Stone attended the NFL Combine last month in Indianapolis and also showcased some versatility when he played both guard and center in a post-season all-star game.
"I wanted to show I had the ability to move and play offensive line in the NFL as both a center and a guard," Stone said. "I wanted to show that I had the ability to move and play both positions. …
"It's stressful because there's so much anticipation and uncertainty. But at the same time it's exciting. Very few get to go through this and have the opportunity to do it so it's exciting as well."
SLIMMER, HEALTHIER BIG DAN SEEKS CHANCE
Dan McCullers hasn't been this light - 348 pounds - since high school. He hasn't been this healthy - "100 percent," he said Wednesday - in a long time.
McCullers measured 6-foot-6, 348 pounds during Tennessee's Pro Day. He ran a 5.32 40-yard dash, a 7.75 in the 3-cone drill and a 5.14 in the 20-yard shuttle.
He played last year between 358 and 360 pounds, he said. The first day he stepped on campus he weighed 381 pounds. Before the NFL season kicks off in September, he plans on being 335.
"I can tell a lot," McCullers said of playing with the dropped weight. "Much quicker, you don't get as tired as fast. That's key at the next level, just going extra plays. So I'm continuing to work on that."
McCullers said he's hearing largely from NFL teams that use a 3-4 defensive scheme, and the biggest criticism he hears is his lack of leverage.
Scouts like his physicality, his hands and his footwork. But playing lower will be the key to success at the next level.
McCullers summed up his two years with the Vols - playing two different positions under two different coaching staffs - as a "pretty good career," but said he's yet to tap his full football potential.
"I feel like I still have potential in me," he said Wednesday. "I know I'm still raw talent, technique-wise. So I'm going to continue to work. I've got a lot more to improve on, so I'll just keep working."

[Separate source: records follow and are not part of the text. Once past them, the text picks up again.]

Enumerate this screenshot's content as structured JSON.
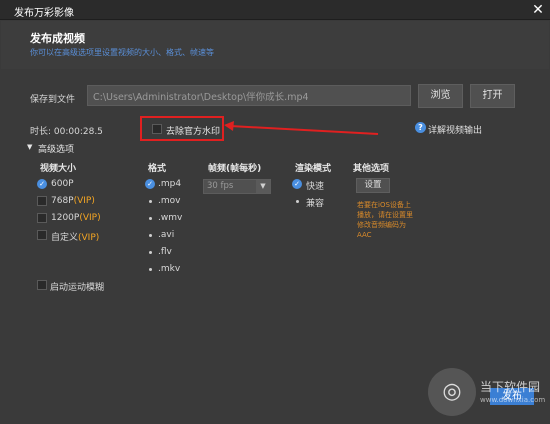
{
  "window": {
    "title": "发布万彩影像",
    "close_glyph": "✕"
  },
  "header": {
    "heading": "发布成视频",
    "subheading": "你可以在高级选项里设置视频的大小、格式、帧速等"
  },
  "save": {
    "label": "保存到文件",
    "path": "C:\\Users\\Administrator\\Desktop\\伴你成长.mp4",
    "browse_label": "浏览",
    "open_label": "打开"
  },
  "duration": "时长: 00:00:28.5",
  "watermark": {
    "label": "去除官方水印",
    "checked": false
  },
  "help": {
    "icon": "?",
    "label": "详解视频输出"
  },
  "advanced": {
    "label": "高级选项",
    "caret": "▼"
  },
  "video_size": {
    "header": "视频大小",
    "options": [
      {
        "label": "600P",
        "vip": "",
        "checked": true
      },
      {
        "label": "768P",
        "vip": "(VIP)",
        "checked": false
      },
      {
        "label": "1200P",
        "vip": "(VIP)",
        "checked": false
      },
      {
        "label": "自定义",
        "vip": "(VIP)",
        "checked": false
      }
    ]
  },
  "format": {
    "header": "格式",
    "options": [
      {
        "label": ".mp4",
        "checked": true
      },
      {
        "label": ".mov",
        "checked": false
      },
      {
        "label": ".wmv",
        "checked": false
      },
      {
        "label": ".avi",
        "checked": false
      },
      {
        "label": ".flv",
        "checked": false
      },
      {
        "label": ".mkv",
        "checked": false
      }
    ]
  },
  "fps": {
    "header": "帧频(帧每秒)",
    "value": "30 fps",
    "arrow": "▼"
  },
  "render": {
    "header": "渲染模式",
    "options": [
      {
        "label": "快速",
        "checked": true
      },
      {
        "label": "兼容",
        "checked": false
      }
    ]
  },
  "other": {
    "header": "其他选项",
    "settings_label": "设置",
    "note": "若要在iOS设备上播放，请在设置里修改音频编码为AAC"
  },
  "motion_blur": {
    "label": "启动运动模糊",
    "checked": false
  },
  "publish_label": "发布",
  "site_watermark": {
    "logo": "◎",
    "name": "当下软件园",
    "url": "www.downxia.com"
  },
  "colors": {
    "accent": "#3b7fd4",
    "vip": "#f5a623",
    "highlight": "#e02020",
    "note": "#d88a2a"
  }
}
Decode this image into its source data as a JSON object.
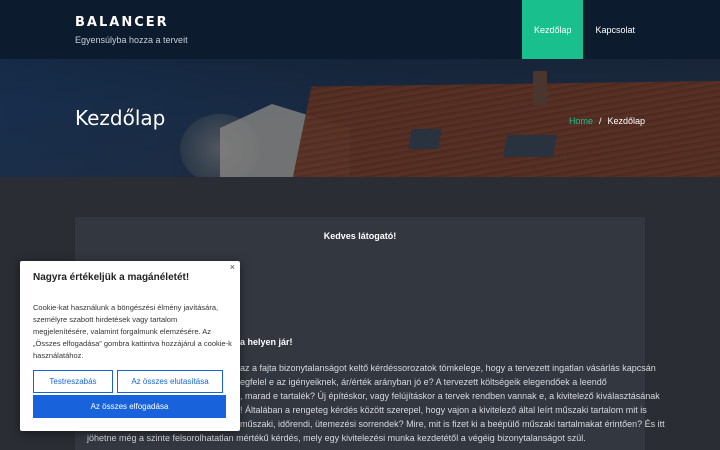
{
  "header": {
    "brand_title": "BALANCER",
    "brand_tagline": "Egyensúlyba hozza a terveit",
    "nav": [
      {
        "label": "Kezdőlap",
        "active": true
      },
      {
        "label": "Kapcsolat",
        "active": false
      }
    ],
    "accent_color": "#19c08e"
  },
  "hero": {
    "title": "Kezdőlap",
    "breadcrumb": {
      "home": "Home",
      "separator": "/",
      "current": "Kezdőlap"
    }
  },
  "content": {
    "greeting": "Kedves látogató!",
    "question_line": "",
    "bold_line": "a helyen jár!",
    "paragraph_lines": [
      "az a fajta bizonytalanságot keltő kérdéssorozatok tömkelege, hogy a tervezett ingatlan vásárlás kapcsán",
      "egfelel e az igényeiknek, ár/érték arányban jó e? A tervezett költségeik elegendőek a leendő",
      ", marad e tartalék? Új építéskor, vagy felújításkor a tervek rendben vannak e, a kivitelező kiválasztásának",
      "! Általában a rengeteg kérdés között szerepel, hogy vajon a kivitelező által leírt műszaki tartalom mit is",
      "műszaki, időrendi, ütemezési sorrendek? Mire, mit is fizet ki a beépülő műszaki tartalmakat érintően? És itt",
      "jöhetne még a szinte felsorolhatatlan mértékű kérdés, mely egy kivitelezési munka kezdetétől a végéig bizonytalanságot szül."
    ]
  },
  "cookie": {
    "close": "×",
    "title": "Nagyra értékeljük a magánéletét!",
    "body": "Cookie-kat használunk a böngészési élmény javítására, személyre szabott hirdetések vagy tartalom megjelenítésére, valamint forgalmunk elemzésére. Az „Összes elfogadása” gombra kattintva hozzájárul a cookie-k használatához.",
    "customize_label": "Testreszabás",
    "reject_label": "Az összes elutasítása",
    "accept_label": "Az összes elfogadása",
    "button_color": "#1863dc"
  }
}
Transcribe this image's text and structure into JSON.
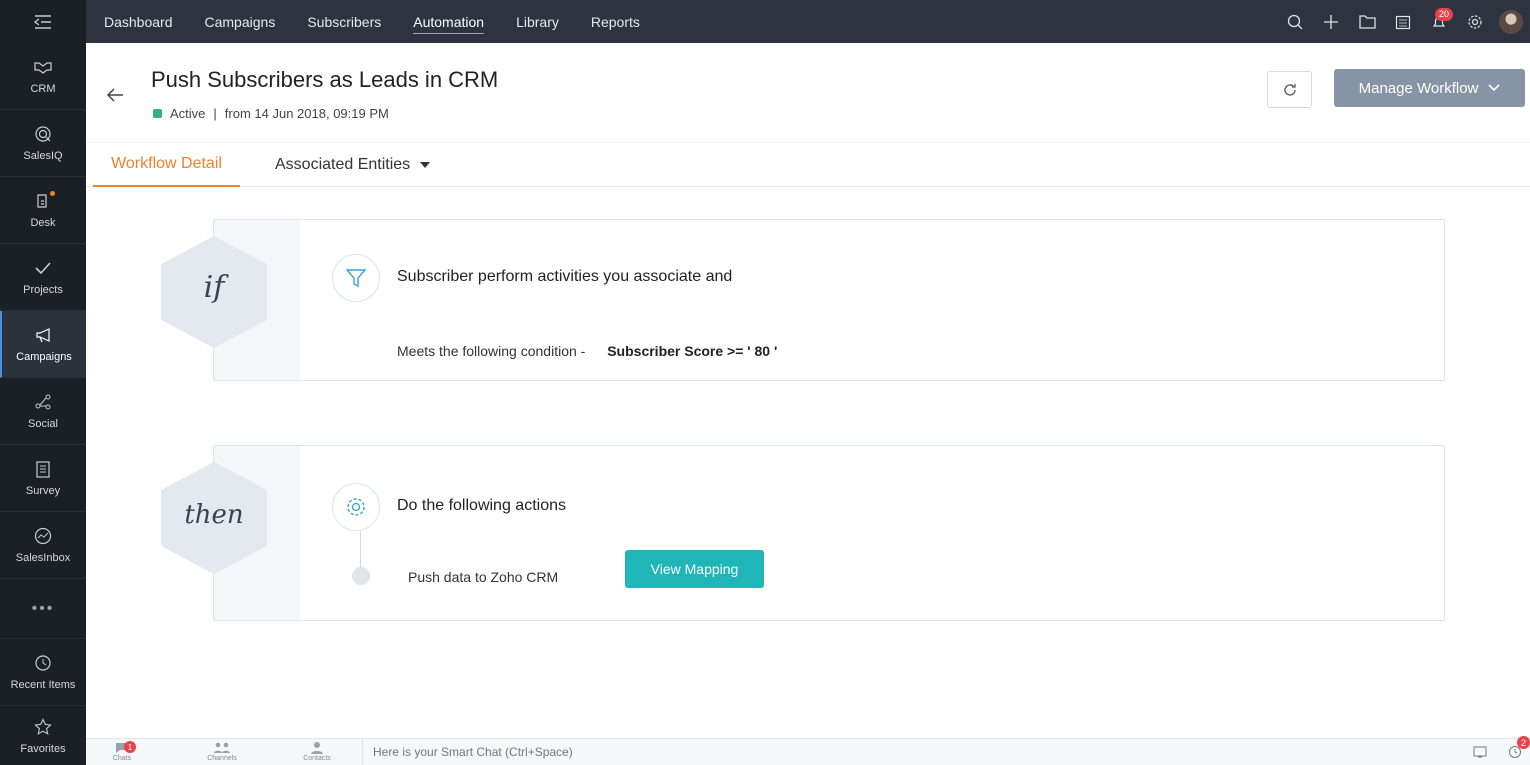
{
  "rail": {
    "items": [
      {
        "label": "CRM"
      },
      {
        "label": "SalesIQ"
      },
      {
        "label": "Desk"
      },
      {
        "label": "Projects"
      },
      {
        "label": "Campaigns"
      },
      {
        "label": "Social"
      },
      {
        "label": "Survey"
      },
      {
        "label": "SalesInbox"
      }
    ],
    "more": "•••",
    "recent": "Recent Items",
    "favorites": "Favorites"
  },
  "nav": {
    "tabs": [
      "Dashboard",
      "Campaigns",
      "Subscribers",
      "Automation",
      "Library",
      "Reports"
    ],
    "active_tab": "Automation",
    "notifications_count": "20"
  },
  "header": {
    "title": "Push Subscribers as Leads in CRM",
    "status": "Active",
    "status_sep": "|",
    "from_text": "from  14 Jun 2018, 09:19 PM",
    "manage_label": "Manage Workflow"
  },
  "tabs": {
    "detail": "Workflow Detail",
    "entities": "Associated Entities"
  },
  "if_card": {
    "hex_label": "if",
    "heading": "Subscriber perform activities you associate and",
    "condition_prefix": "Meets the following condition -",
    "condition_value": "Subscriber Score >= ' 80 '"
  },
  "then_card": {
    "hex_label": "then",
    "heading": "Do the following actions",
    "action": "Push data to Zoho CRM",
    "button": "View Mapping"
  },
  "bottom": {
    "chats": "Chats",
    "chats_badge": "1",
    "channels": "Channels",
    "contacts": "Contacts",
    "placeholder": "Here is your Smart Chat (Ctrl+Space)",
    "reminder_badge": "2"
  },
  "colors": {
    "accent": "#f0812e",
    "active_status": "#2fb57a",
    "teal_button": "#1fb6b8",
    "manage_button": "#8694a6",
    "nav_bg": "#2d3440",
    "rail_bg": "#1b1f26"
  }
}
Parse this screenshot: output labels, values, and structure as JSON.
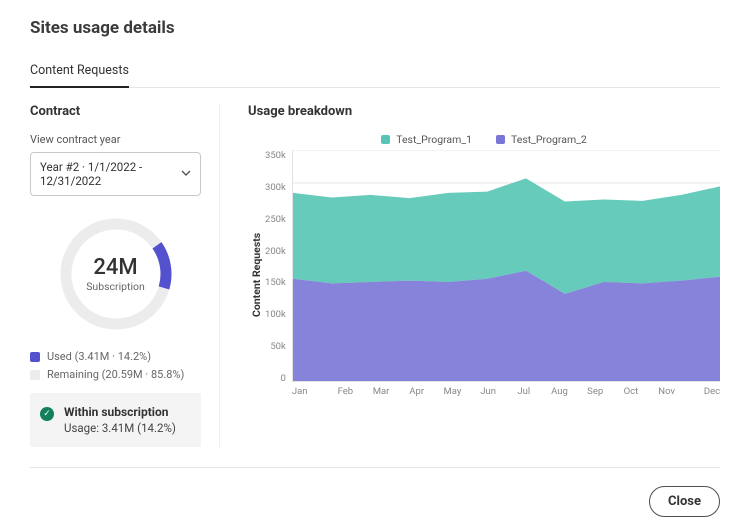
{
  "page_title": "Sites usage details",
  "tabs": {
    "content_requests": "Content Requests"
  },
  "contract": {
    "heading": "Contract",
    "year_label": "View contract year",
    "year_select": "Year #2  ·  1/1/2022 - 12/31/2022",
    "donut": {
      "value": "24M",
      "sub": "Subscription",
      "used_pct": 14.2
    },
    "legend": {
      "used": "Used (3.41M · 14.2%)",
      "remaining": "Remaining (20.59M · 85.8%)"
    },
    "status": {
      "title": "Within subscription",
      "detail": "Usage: 3.41M (14.2%)"
    }
  },
  "breakdown_heading": "Usage breakdown",
  "chart_legend": {
    "s1": "Test_Program_1",
    "s2": "Test_Program_2"
  },
  "yaxis_label": "Content Requests",
  "yticks": [
    "350k",
    "300k",
    "250k",
    "200k",
    "150k",
    "100k",
    "50k",
    "0"
  ],
  "xticks": [
    "Jan",
    "Feb",
    "Mar",
    "Apr",
    "May",
    "Jun",
    "Jul",
    "Aug",
    "Sep",
    "Oct",
    "Nov",
    "Dec"
  ],
  "footer": {
    "close": "Close"
  },
  "colors": {
    "series1": "#57C5B5",
    "series2": "#7A76D7",
    "grid": "#e6e6e6",
    "donut_track": "#ececec",
    "donut_used": "#5451cf",
    "status_check": "#12805c"
  },
  "chart_data": {
    "type": "area",
    "stacked": true,
    "categories": [
      "Jan",
      "Feb",
      "Mar",
      "Apr",
      "May",
      "Jun",
      "Jul",
      "Aug",
      "Sep",
      "Oct",
      "Nov",
      "Dec"
    ],
    "series": [
      {
        "name": "Test_Program_2",
        "color": "#7A76D7",
        "values": [
          155000,
          148000,
          150000,
          152000,
          150000,
          155000,
          167000,
          132000,
          150000,
          148000,
          152000,
          158000
        ]
      },
      {
        "name": "Test_Program_1",
        "color": "#57C5B5",
        "values": [
          130000,
          130000,
          132000,
          125000,
          135000,
          132000,
          140000,
          140000,
          125000,
          125000,
          130000,
          137000
        ]
      }
    ],
    "total_top": [
      285000,
      278000,
      282000,
      277000,
      285000,
      287000,
      307000,
      272000,
      275000,
      273000,
      282000,
      295000
    ],
    "ylabel": "Content Requests",
    "ylim": [
      0,
      350000
    ],
    "yticks": [
      0,
      50000,
      100000,
      150000,
      200000,
      250000,
      300000,
      350000
    ],
    "title": "Usage breakdown"
  }
}
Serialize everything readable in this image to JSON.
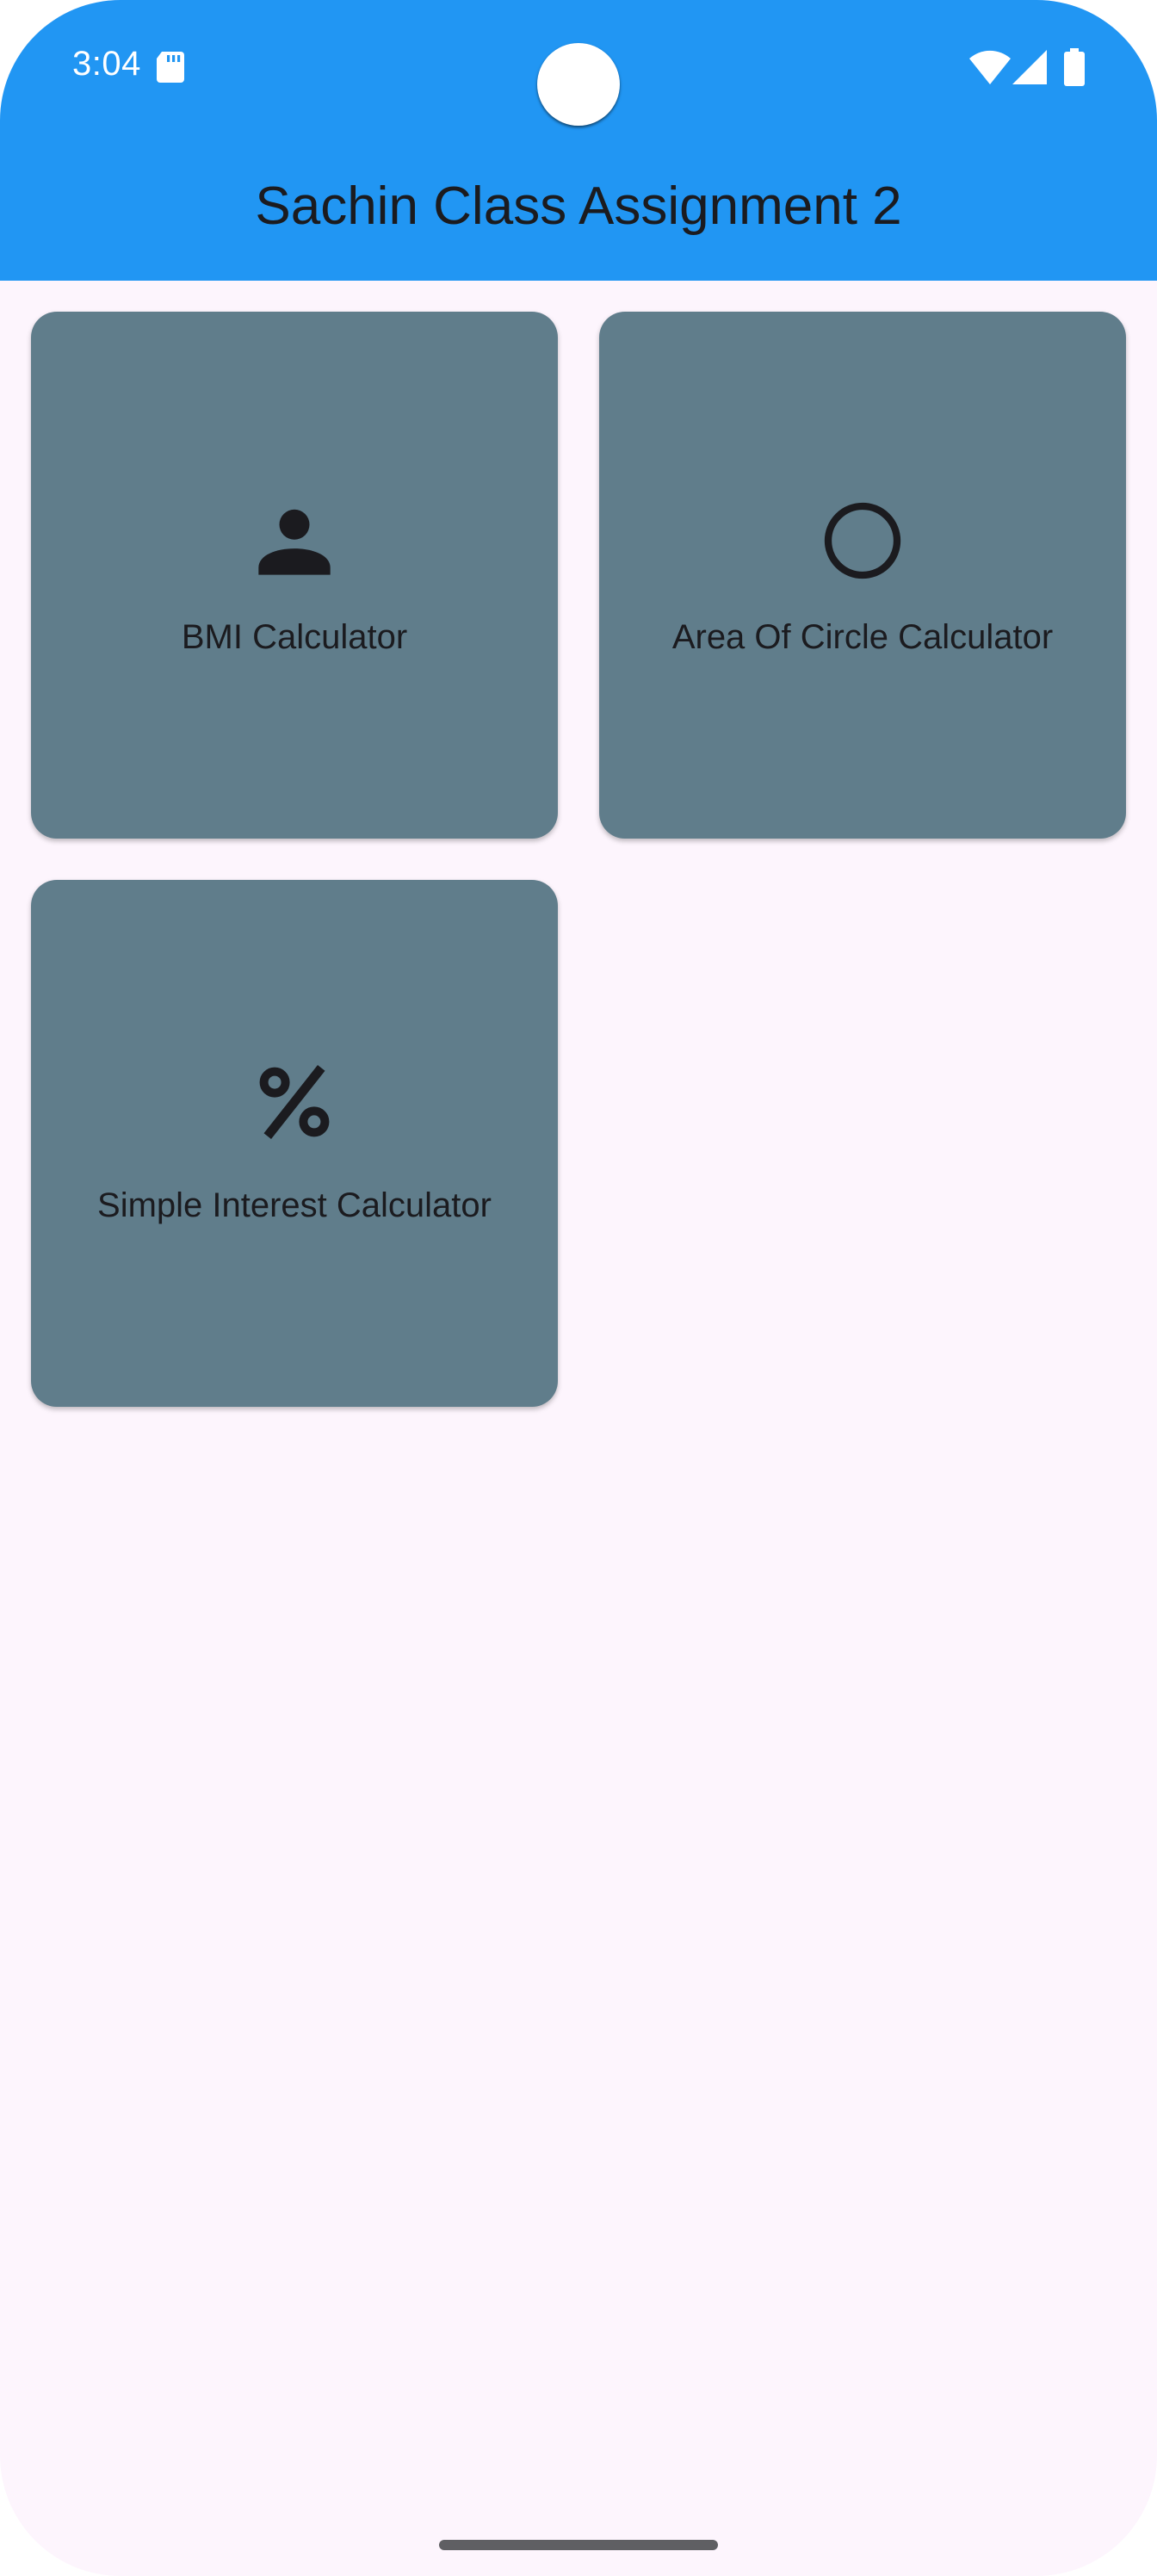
{
  "status_bar": {
    "time": "3:04",
    "icons": [
      "sd-card-icon",
      "wifi-icon",
      "cellular-signal-icon",
      "battery-icon"
    ]
  },
  "app_bar": {
    "title": "Sachin Class Assignment 2"
  },
  "cards": [
    {
      "label": "BMI Calculator",
      "icon": "person-icon"
    },
    {
      "label": "Area Of Circle Calculator",
      "icon": "circle-outline-icon"
    },
    {
      "label": "Simple Interest Calculator",
      "icon": "percent-icon"
    }
  ],
  "colors": {
    "app_bar": "#2196f3",
    "background": "#fdf5fd",
    "card": "#607d8b",
    "text": "#1b1b1f"
  }
}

McCullers had 27 bench reps, an 8-foot, 3-inch broad jump and a vertical jump of 23 inches. All those numbers products of being fully healthy for the first time in a long time.
At the end of the 2013 season he had a laundry list of ailments.
"I had a shoulder problem, ankle - I messed up my ankle (in the) Vanderbilt game - and I had a little hamstring problem," McCullers said. "So I was kind of banged up. I fought through the end of the season."